Earlier this summer, I was invited to taste the first ever bottling of Scillonian wine from England’s most southerly vineyards. The first vintage of Robert Francis’s Holy Vale wines grown and made on the Isles of Scilly was to be bottled by the Austrian sweet wine meister Willi Opitz. If the connection seems a little tenuous, Robert Francis had been buying Opitz’ wines for his hotel wine list at The Star Castle for 20 years and Willi had hosted a few wine dinners there. When he discovered that Robert had made wine, he offered to help with the bottling.
Three or four years ago, Willi told Robert he had some oak barrels at 300 euros a barrel from Transylvania and said he thought Robert needed a dozen.
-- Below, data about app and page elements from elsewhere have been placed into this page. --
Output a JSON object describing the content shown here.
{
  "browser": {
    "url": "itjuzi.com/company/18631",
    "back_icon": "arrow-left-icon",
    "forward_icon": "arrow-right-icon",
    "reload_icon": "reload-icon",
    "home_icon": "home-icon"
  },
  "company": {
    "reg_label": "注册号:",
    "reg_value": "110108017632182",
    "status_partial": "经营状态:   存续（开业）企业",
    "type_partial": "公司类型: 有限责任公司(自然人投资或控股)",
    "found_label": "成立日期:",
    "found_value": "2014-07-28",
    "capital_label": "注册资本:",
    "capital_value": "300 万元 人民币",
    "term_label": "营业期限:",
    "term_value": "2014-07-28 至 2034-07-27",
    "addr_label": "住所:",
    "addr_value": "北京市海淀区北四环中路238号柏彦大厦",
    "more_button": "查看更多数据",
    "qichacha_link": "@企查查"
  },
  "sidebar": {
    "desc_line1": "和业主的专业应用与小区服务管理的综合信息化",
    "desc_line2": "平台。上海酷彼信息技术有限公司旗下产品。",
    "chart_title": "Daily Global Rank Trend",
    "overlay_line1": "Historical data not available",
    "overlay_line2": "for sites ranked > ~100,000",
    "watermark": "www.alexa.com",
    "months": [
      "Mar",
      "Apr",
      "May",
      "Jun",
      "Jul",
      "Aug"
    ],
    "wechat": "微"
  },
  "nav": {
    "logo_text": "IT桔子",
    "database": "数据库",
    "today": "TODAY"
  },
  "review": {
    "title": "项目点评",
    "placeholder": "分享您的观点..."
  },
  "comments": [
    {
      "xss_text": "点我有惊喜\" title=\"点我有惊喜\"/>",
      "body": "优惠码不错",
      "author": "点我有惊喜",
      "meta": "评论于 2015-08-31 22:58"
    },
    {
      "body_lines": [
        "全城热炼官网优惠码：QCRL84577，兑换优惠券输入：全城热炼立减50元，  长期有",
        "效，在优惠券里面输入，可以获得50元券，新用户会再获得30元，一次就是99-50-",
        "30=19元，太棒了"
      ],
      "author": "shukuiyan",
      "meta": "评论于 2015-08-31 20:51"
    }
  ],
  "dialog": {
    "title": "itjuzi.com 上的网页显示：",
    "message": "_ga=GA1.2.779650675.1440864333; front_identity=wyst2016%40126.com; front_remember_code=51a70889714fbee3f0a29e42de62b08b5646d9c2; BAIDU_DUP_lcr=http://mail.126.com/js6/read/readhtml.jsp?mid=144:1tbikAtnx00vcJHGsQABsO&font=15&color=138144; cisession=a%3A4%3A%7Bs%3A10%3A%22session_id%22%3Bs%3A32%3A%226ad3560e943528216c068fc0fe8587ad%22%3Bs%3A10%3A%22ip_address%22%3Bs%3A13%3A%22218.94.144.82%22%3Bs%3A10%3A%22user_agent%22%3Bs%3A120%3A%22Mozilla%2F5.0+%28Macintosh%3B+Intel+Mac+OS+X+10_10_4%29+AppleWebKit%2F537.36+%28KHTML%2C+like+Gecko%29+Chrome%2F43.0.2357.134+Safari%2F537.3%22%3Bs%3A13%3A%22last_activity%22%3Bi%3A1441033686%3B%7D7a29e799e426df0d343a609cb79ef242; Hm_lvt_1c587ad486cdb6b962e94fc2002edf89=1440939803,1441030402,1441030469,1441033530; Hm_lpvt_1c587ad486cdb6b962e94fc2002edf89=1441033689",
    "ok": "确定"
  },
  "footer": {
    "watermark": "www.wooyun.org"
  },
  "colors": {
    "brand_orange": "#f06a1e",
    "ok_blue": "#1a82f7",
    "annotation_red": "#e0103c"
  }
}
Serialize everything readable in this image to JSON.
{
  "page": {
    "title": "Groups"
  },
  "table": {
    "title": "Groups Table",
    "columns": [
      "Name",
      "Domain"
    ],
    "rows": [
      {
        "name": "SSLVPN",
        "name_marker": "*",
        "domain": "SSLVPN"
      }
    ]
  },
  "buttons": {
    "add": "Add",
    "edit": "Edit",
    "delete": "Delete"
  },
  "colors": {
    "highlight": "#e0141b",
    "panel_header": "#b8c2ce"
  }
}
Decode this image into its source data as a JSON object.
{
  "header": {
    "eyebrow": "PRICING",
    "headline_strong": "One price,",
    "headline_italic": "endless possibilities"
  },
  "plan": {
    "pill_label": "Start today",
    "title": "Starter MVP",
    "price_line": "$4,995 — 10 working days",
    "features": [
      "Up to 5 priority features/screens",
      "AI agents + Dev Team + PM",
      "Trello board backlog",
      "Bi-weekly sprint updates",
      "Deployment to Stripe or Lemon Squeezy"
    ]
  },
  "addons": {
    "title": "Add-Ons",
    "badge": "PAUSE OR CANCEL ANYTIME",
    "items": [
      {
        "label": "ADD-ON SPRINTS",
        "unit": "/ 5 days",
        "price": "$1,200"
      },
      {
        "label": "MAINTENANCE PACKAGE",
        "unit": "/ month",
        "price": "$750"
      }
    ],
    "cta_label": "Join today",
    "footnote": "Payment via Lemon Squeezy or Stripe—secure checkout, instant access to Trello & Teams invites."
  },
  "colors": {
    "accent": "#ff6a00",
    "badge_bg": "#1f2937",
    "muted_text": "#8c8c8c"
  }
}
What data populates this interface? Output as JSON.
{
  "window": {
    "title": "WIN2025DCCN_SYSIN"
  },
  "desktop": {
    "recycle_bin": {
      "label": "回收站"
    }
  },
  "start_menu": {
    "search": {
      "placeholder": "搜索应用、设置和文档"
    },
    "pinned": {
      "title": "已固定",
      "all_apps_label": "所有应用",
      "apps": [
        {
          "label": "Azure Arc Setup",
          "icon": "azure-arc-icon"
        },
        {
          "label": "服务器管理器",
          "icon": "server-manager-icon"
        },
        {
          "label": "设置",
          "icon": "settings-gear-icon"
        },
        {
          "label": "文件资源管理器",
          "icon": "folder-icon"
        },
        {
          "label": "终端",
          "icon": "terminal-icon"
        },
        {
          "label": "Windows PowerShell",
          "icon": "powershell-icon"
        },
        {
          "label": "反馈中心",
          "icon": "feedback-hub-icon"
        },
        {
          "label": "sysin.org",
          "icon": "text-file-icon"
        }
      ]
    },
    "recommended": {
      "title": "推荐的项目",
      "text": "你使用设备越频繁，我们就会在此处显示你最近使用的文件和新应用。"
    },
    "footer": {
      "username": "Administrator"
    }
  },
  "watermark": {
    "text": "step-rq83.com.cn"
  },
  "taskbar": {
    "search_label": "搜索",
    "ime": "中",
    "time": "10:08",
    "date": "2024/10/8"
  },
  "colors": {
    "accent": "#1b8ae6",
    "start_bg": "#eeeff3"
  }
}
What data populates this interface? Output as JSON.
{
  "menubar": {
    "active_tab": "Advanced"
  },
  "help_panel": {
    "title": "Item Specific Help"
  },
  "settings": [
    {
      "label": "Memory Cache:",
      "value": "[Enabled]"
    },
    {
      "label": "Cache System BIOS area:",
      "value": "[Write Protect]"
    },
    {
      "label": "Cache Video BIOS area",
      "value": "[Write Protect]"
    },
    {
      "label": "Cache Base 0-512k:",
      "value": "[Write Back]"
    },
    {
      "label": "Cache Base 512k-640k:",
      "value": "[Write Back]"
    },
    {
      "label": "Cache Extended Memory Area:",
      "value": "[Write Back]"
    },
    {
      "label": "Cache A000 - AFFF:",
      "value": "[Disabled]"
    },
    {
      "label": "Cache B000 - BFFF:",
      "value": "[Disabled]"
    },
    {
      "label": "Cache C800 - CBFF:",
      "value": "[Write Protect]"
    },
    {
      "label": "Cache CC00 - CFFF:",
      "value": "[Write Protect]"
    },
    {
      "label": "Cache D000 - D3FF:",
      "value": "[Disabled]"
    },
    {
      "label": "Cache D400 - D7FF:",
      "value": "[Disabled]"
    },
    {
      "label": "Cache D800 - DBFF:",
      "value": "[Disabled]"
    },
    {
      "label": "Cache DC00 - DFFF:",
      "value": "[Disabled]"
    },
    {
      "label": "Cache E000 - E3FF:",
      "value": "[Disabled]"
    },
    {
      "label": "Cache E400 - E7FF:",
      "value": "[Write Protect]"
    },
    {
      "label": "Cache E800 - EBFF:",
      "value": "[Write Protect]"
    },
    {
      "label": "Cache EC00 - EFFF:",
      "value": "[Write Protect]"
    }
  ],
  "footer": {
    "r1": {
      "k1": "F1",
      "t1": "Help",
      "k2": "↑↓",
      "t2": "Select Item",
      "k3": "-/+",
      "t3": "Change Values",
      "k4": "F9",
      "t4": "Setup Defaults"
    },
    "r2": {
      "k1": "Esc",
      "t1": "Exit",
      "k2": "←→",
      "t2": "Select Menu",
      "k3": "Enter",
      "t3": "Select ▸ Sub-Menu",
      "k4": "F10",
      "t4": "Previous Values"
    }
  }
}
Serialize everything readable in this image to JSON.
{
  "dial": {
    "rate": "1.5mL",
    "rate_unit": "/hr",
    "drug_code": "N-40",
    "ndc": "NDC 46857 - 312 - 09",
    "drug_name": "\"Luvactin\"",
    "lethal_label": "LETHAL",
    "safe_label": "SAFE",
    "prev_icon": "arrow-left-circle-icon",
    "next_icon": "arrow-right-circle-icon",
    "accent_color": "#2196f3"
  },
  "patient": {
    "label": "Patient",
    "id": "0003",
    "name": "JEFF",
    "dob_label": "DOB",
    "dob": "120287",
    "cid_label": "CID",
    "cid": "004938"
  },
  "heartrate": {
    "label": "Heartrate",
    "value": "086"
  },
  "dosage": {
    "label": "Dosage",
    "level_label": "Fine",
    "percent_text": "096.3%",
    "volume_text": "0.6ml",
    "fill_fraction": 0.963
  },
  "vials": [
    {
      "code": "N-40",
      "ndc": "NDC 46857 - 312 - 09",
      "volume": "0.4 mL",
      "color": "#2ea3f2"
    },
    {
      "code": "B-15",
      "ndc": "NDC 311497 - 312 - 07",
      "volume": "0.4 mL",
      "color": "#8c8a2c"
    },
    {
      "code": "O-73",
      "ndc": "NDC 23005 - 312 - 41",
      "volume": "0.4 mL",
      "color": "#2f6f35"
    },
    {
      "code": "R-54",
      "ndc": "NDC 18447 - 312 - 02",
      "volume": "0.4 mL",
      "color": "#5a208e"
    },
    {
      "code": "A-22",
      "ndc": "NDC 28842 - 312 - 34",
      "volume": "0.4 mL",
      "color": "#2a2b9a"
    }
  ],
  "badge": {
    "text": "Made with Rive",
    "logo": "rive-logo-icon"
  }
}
Since it was a good price, Robert bought and shipped them to be ready for the first Pinot Noir and Chardonnay crop anticipated in 2013. Unfortunately the thrushes, starlings and sparrows had different ideas and he ended up with just 40 litres. Robert still wanted the barrels but Willi said he’d have to wait a month for them. When Robert asked why, Willi told him it was because he had used the barrels for his own wine. He shipped them anyway but having lost the advantage of the first use of new oak, used them for pumping over.
In my first endeavours to get to the Scillies, I was thwarted by storms, so I missed that first bottling. Then, when I tried again, rail strikes prevented me from getting there. So it was third time lucky when the Islander finally took off from Land’s End and deposited its eight passengers on St Mary’s in the Scilly Isles. The good news was that after a rotten summer, it was a fabulously sunny weekend, and so, tasting and drinking the Holy Vale wines apart, I was able to enjoy the facilities of the Francis family’s Star Castle Hotel and do lots of walking and sightseeing on St.Mary’s and the pretty little neighbouring island of St.Agnes which is joined by a sandbar to Gugh.
It was a few years ago that Robert decided he wanted to plant vines on the Scillies. He had been bitten by the wine bug back in the days when he was a waiter in the family hotel in his home town of Mullion in Cornwall after meeting John Livingston-Learmonth, author of the Wine of the Rhône, and his wife, Fiona. That meeting kicked off a lifelong friendship and a fascination with wine, Pinot Noir, Chardonnay and California wines in particular. As his sons grew older and he realized that they would take over the business, Robert decided to plant a vineyard. ‘I didn’t want to move from Scilly’, he says, ‘and thought it could be great for the business, like having your own market garden, only the garden would be the vineyards and the market the hotel list’
He got Bob Lindo of Camel Valley over who advised against planting Chardonnay or Pinot Noir and to plant Germanic varieties because of the marginal climate. ‘But since I could happily drown in Pinot Noir and Chardonnay and I’m not such a great fan of Germanic varieties’, says Robert,’ I decided to plant and be damned. Besides, I’m pigheaded’. So it was that he got his first commercial crop last year, a respectable total of 2,490 litres of Pinot Noir, with some Chardonnay and Pinot Gris. Why not do sparkling wine like everyone else seems to be doing? ‘I thought about it but it’s still wines that I mostly enjoy and understand. The investment cost of making sparkling wine would be high and having to mature it would knock me out for a year or more. Anyway, there’s not a lot of good English still wine compared to sparkling’.
As a fan of the Star Castle Hotel, Michael Broadbent MW was invited by Robert to open the vineyard and winery last year. This summer, Camilla visited the vineyard on 21st July and as patron of the UKVA was presented by the Francis grandchildren, Sophie, Thomas and William, with a special box containing the five wines bottled this year along with a special sixth bottle, of Schilfwein. Only 12 half-litre bottles of this Austrian-style sweet wine were made, the product of grapes from the 100-year-old vine adorning the ceiling of the conservatory and dried in the traditional way on reed mats in polytunnels at Silver Carn on St. Mary's.
How good is Robert’s Holy Vale wine? I found the first efforts really encouraging. The Pinot Noir Rosé is a summer pudding refreshing apéritif, the Chardonnay a crisp, tart Chablis-style, the Reserve Pinot Noir (brought along in polytunnels) a delicate Burgundian style in Savigny mode, and the Pinot Gris is a revelation of spicy apple and pear refreshment, a match made in heaven for the fresh fish off the trawler Sowenna and, the crowning glory, the plump and juicy lobster that Robert prides himself in catching.
For the full travel article in the i newspaper, check out
The Wine Gang
6 October 2015